“They were very decisive. They had a vision. . . and worked very well together,” Emily said.
Emily and Kelly said that the girls thought through every aspect of the event. While they helped where they needed to as adults, the marketing ideas, crafts, race, walk and scavenger hunt came from the girls brainstorming.
The girls rallied friends and acquaintances in a collective effort to create crafts, bake treats and draw a map for the scavenger hunt. Even some members of Morgan’s family brought crocheted hats and scarves to sell. More assistance came through babysitters and neighborhood friends. It took a huge team.
Reflecting on the whirlwind of events that brought them to the event date, Johnson and Isley are amazed. Community support was strong with a turnout of more than 100 adults and kids.

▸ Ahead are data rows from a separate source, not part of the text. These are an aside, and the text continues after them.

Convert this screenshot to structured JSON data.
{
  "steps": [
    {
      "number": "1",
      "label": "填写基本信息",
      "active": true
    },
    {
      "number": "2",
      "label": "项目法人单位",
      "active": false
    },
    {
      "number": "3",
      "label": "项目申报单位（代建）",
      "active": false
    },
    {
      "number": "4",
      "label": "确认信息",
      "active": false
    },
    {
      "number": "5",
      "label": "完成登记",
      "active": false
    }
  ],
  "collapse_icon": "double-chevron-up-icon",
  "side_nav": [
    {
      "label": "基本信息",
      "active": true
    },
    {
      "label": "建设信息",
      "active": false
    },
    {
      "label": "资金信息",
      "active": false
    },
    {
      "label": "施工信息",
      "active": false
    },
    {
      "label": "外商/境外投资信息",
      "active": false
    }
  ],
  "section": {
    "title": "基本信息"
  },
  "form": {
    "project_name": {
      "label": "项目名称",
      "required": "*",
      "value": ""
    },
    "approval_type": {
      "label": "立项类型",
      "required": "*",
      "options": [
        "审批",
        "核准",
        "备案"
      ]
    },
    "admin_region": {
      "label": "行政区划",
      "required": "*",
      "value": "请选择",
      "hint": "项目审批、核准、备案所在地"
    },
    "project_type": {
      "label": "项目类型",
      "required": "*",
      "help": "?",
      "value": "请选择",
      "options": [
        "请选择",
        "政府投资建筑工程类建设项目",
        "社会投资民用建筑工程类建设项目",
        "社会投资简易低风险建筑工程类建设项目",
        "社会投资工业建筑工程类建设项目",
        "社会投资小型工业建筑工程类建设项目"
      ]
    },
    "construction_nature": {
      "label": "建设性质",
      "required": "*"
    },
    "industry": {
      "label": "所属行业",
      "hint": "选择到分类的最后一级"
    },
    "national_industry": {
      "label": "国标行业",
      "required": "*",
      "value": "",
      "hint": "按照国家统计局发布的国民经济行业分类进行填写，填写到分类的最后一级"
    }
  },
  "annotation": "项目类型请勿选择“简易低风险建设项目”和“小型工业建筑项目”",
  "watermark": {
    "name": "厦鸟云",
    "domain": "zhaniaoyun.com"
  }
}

“There were several names on the registration that we had early that were here, in the rain, to give of their time and be here to support not only Henley and Morgan, but Peighton and Olivia as well,” Kelly said.
The members of the Romine and Oisten families attended the event as well, bringing Henley and Morgan with them. This was the first time meeting for the two families. As the parents introduced themselves, Morgan and Henley exchanged a smile and a hug.
Peighton and Olivia asked the families to speak to participants about their journies. Both fathers shared their little girls’ stories.
“The doctors said [Morgan’s] legs were never going to be straight,” Oisten said of his daughter who now is walking like any other little girl.
“We are truly blessed by the love and support that we get,” said Grant Romine, Henley’s father. “We trust in God and where he leads.”
For Peighton and Olivia, the event was a success. The best part for Peighton was probably the scavenger hunt and getting the candy ready. Johnson enjoyed planning the event and thinking of the two girls.
“We hope to get more money so we can donate [it] to them,” Olivia said.
“For their medical bills,” Peighton added.
To those who were unable to attend the H&M event but still want to donate, contact Kelly Isley at 523-5634 or Emily Johnson at 376-9035 to find out how to make a donation. Contributions from the event went to the NOMID alliance and the Romine family for medical bills.